## Your assignment:
In the data below, find each line that contains the word "true" and copy it.

=== Extracted data ===

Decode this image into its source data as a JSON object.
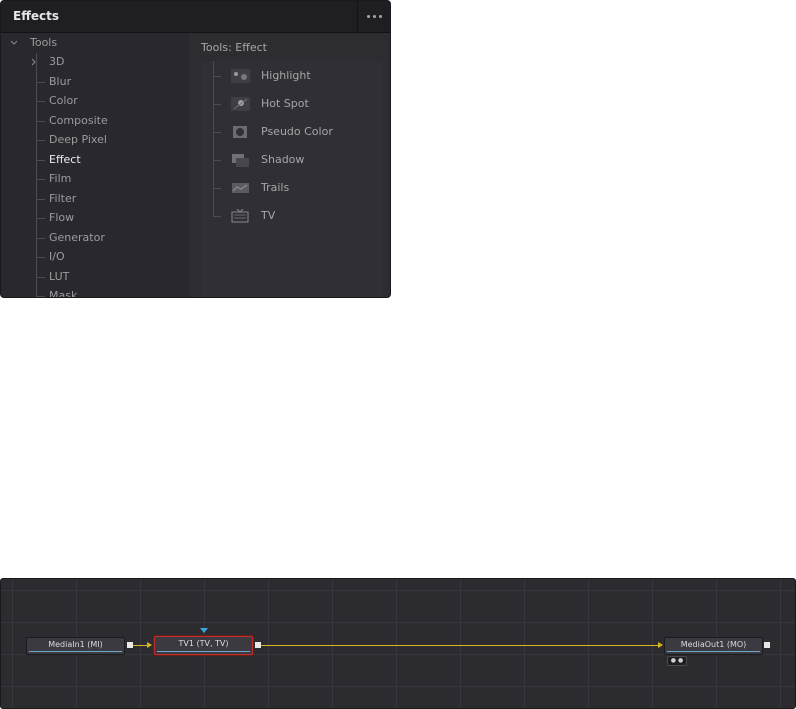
{
  "effects_panel": {
    "title": "Effects",
    "tree": {
      "root_label": "Tools",
      "items": [
        {
          "label": "3D",
          "expandable": true
        },
        {
          "label": "Blur"
        },
        {
          "label": "Color"
        },
        {
          "label": "Composite"
        },
        {
          "label": "Deep Pixel"
        },
        {
          "label": "Effect",
          "selected": true
        },
        {
          "label": "Film"
        },
        {
          "label": "Filter"
        },
        {
          "label": "Flow"
        },
        {
          "label": "Generator"
        },
        {
          "label": "I/O"
        },
        {
          "label": "LUT"
        },
        {
          "label": "Mask"
        }
      ]
    },
    "list": {
      "title": "Tools: Effect",
      "items": [
        {
          "label": "Highlight",
          "icon": "highlight-icon"
        },
        {
          "label": "Hot Spot",
          "icon": "hot-spot-icon"
        },
        {
          "label": "Pseudo Color",
          "icon": "pseudo-color-icon"
        },
        {
          "label": "Shadow",
          "icon": "shadow-icon"
        },
        {
          "label": "Trails",
          "icon": "trails-icon"
        },
        {
          "label": "TV",
          "icon": "tv-icon"
        }
      ]
    }
  },
  "node_graph": {
    "nodes": [
      {
        "label": "MediaIn1  (MI)"
      },
      {
        "label": "TV1  (TV, TV)",
        "selected": true
      },
      {
        "label": "MediaOut1  (MO)"
      }
    ],
    "colors": {
      "link": "#d7b521",
      "selected_border": "#c0302a",
      "view_marker": "#39a6e0"
    }
  }
}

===

## Response:
          "expandable": true
          "selected": true
        "selected": true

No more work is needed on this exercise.